Playing Experience / Atmosphere
The atmosphere of this level was simple, yet effective. I was always made aware of the industrial setting through things like the ambient conveyor belt sounds, whirring machinery and bleeping computers. The sounds were well chosen for each part of the level and the sounds made by the new enemies were good too. Another thing I liked was that there were a lot of air vents which had to be used to bypass inaccessible areas, adding to the realism, but getting into a few of these without force jump became difficult and annoying at times. The lighting was also a good feature and it helped a lot in drawing attention away from the repeated textures. Pits were appropriately darkened at their deeper parts and shadows were plentiful. Being set at night, under a sky of stars, the level really felt like something out of Star Wars and a flashing light was also used in one section. The only slight annoyance was that some areas were a little too dark and I did run out of batteries at one point too. Finally, there was little that took away from the feel of the level. I experienced no crashes or slowdown and everything seemed realistic, apart from the awful boss who could withstand perhaps fifty blaster bolts before finally dying.
Review Screenshot 3
Review Screenshot 4
Final Thoughts

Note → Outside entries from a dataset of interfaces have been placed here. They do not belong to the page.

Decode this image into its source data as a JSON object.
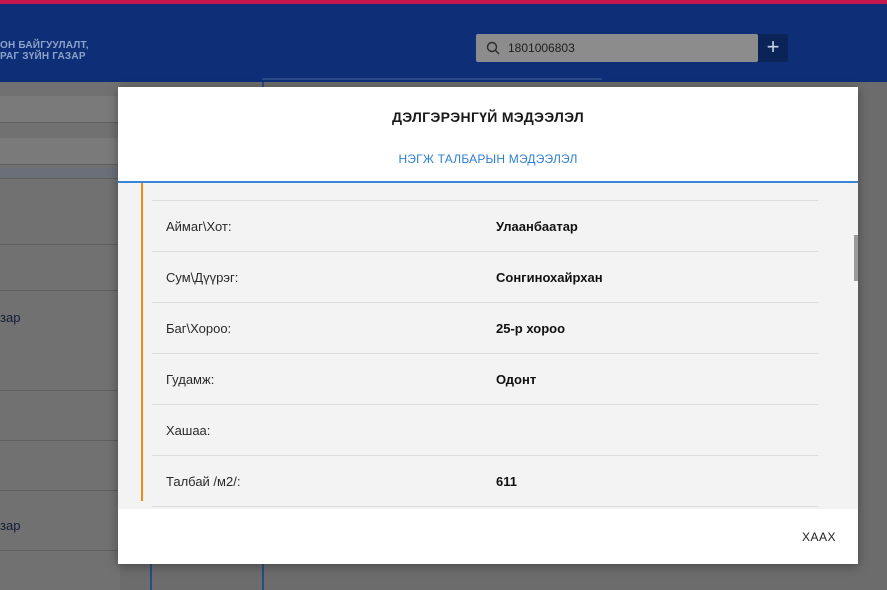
{
  "header": {
    "brand_line1": "ОН БАЙГУУЛАЛТ,",
    "brand_line2": "РАГ ЗҮЙН ГАЗАР",
    "search_value": "1801006803",
    "add_label": "+"
  },
  "left_panel": {
    "label_1": "зар",
    "label_2": "зар"
  },
  "modal": {
    "title": "ДЭЛГЭРЭНГҮЙ МЭДЭЭЛЭЛ",
    "tab": "НЭГЖ ТАЛБАРЫН МЭДЭЭЛЭЛ",
    "rows": [
      {
        "label": "Аймаг\\Хот:",
        "value": "Улаанбаатар"
      },
      {
        "label": "Сум\\Дүүрэг:",
        "value": "Сонгинохайрхан"
      },
      {
        "label": "Баг\\Хороо:",
        "value": "25-р хороо"
      },
      {
        "label": "Гудамж:",
        "value": "Одонт"
      },
      {
        "label": "Хашаа:",
        "value": ""
      },
      {
        "label": "Талбай /м2/:",
        "value": "611"
      }
    ],
    "close_label": "ХААХ"
  },
  "colors": {
    "header_bg": "#0e2f78",
    "top_accent": "#c6164e",
    "tab_blue": "#2f7fd1",
    "row_accent": "#ef8a17"
  }
}
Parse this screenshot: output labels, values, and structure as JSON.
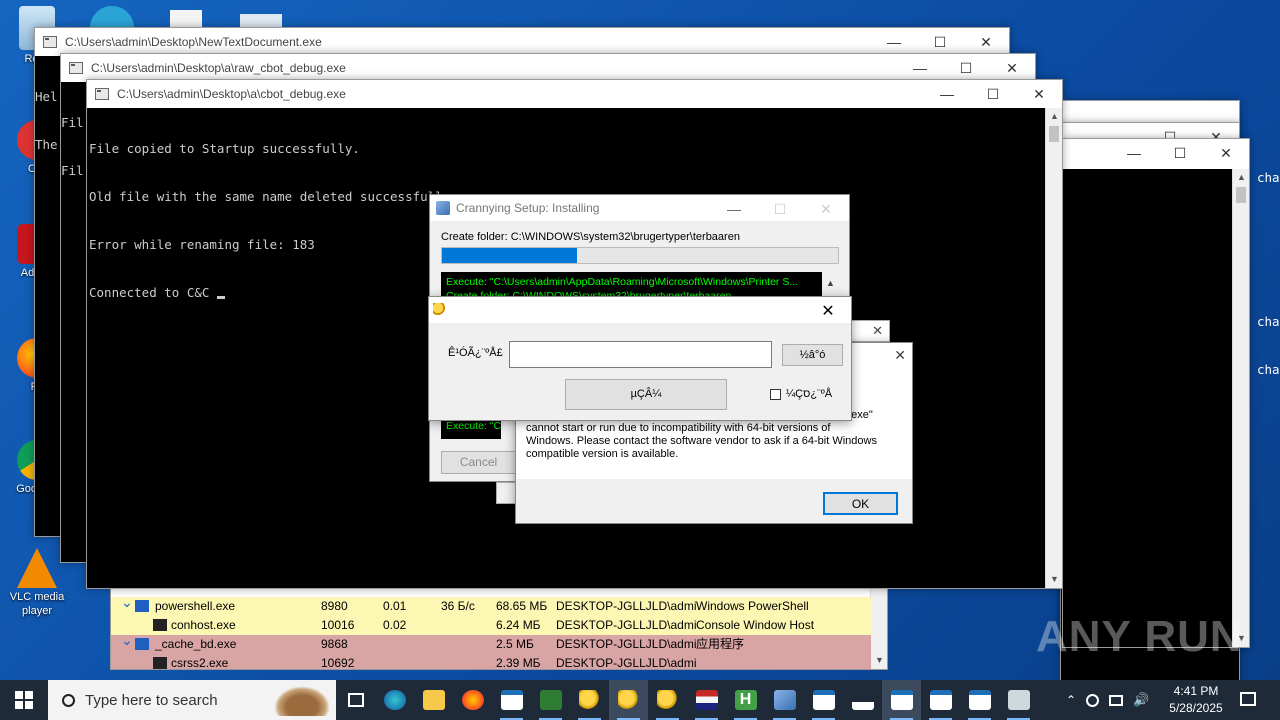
{
  "desktop_icons": [
    {
      "label": "Recy",
      "name": "recycle-bin-icon"
    },
    {
      "label": "CCl",
      "name": "ccleaner-icon"
    },
    {
      "label": "Ad Acr",
      "name": "acrobat-icon"
    },
    {
      "label": "Fir",
      "name": "firefox-icon"
    },
    {
      "label": "Goo Chr",
      "name": "chrome-icon"
    },
    {
      "label": "VLC media player",
      "name": "vlc-icon"
    },
    {
      "label": "charg",
      "name": "charg-icon"
    }
  ],
  "win1": {
    "title": "C:\\Users\\admin\\Desktop\\NewTextDocument.exe",
    "lines": [
      "Hel",
      "The"
    ]
  },
  "win2": {
    "title": "C:\\Users\\admin\\Desktop\\a\\raw_cbot_debug.exe",
    "lines": [
      "Fil",
      "Fil"
    ]
  },
  "win3": {
    "title": "C:\\Users\\admin\\Desktop\\a\\cbot_debug.exe",
    "lines": [
      "File copied to Startup successfully.",
      "Old file with the same name deleted successfully.",
      "Error while renaming file: 183",
      "Connected to C&C "
    ]
  },
  "right_console": {
    "lines": [
      "cha",
      "cha",
      "cha"
    ]
  },
  "installer": {
    "title": "Crannying Setup: Installing",
    "status": "Create folder: C:\\WINDOWS\\system32\\brugertyper\\terbaaren",
    "progress": 0.34,
    "log": [
      "Execute: \"C:\\Users\\admin\\AppData\\Roaming\\Microsoft\\Windows\\Printer S...",
      "Create folder: C:\\WINDOWS\\system32\\brugertyper\\terbaaren"
    ],
    "log_tail": "Execute: \"C:\\",
    "cancel": "Cancel"
  },
  "login_dialog": {
    "label": "Ê¹ÓÃ¿¨ºÅ£",
    "input_value": "",
    "query_button": "½â°ó",
    "login_button": "µÇÂ¼",
    "checkbox_label": "¼Çס¿¨ºÅ"
  },
  "error_dialog": {
    "message_partial": "2.exe\"",
    "message": "cannot start or run due to incompatibility with 64-bit versions of Windows. Please contact the software vendor to ask if a 64-bit Windows compatible version is available.",
    "ok": "OK"
  },
  "process_table": {
    "rows": [
      {
        "indent": 1,
        "name": "powershell.exe",
        "pid": "8980",
        "cpu": "0.01",
        "io": "36 Б/с",
        "mem": "68.65 МБ",
        "user": "DESKTOP-JGLLJLD\\admi",
        "desc": "Windows PowerShell",
        "color": "#fdf7b4"
      },
      {
        "indent": 2,
        "name": "conhost.exe",
        "pid": "10016",
        "cpu": "0.02",
        "io": "",
        "mem": "6.24 МБ",
        "user": "DESKTOP-JGLLJLD\\admi",
        "desc": "Console Window Host",
        "color": "#fdf7b4"
      },
      {
        "indent": 1,
        "name": "_cache_bd.exe",
        "pid": "9868",
        "cpu": "",
        "io": "",
        "mem": "2.5 МБ",
        "user": "DESKTOP-JGLLJLD\\admi",
        "desc": "应用程序",
        "color": "#d9a4a4"
      },
      {
        "indent": 2,
        "name": "csrss2.exe",
        "pid": "10692",
        "cpu": "",
        "io": "",
        "mem": "2.39 МБ",
        "user": "DESKTOP-JGLLJLD\\admi",
        "desc": "",
        "color": "#d9a4a4"
      }
    ]
  },
  "watermark": "ANY RUN",
  "taskbar": {
    "search_placeholder": "Type here to search",
    "time": "4:41 PM",
    "date": "5/28/2025",
    "accent": "#0078d7"
  }
}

This level doesn't really offer anything special in particular, but it's well designed and certainly worth downloading to play at least once. It would have scored considerably higher if it weren't for the ridiculous boss and the quite extreme difficulty at times.
84 / 100
74 / 100
82 / 100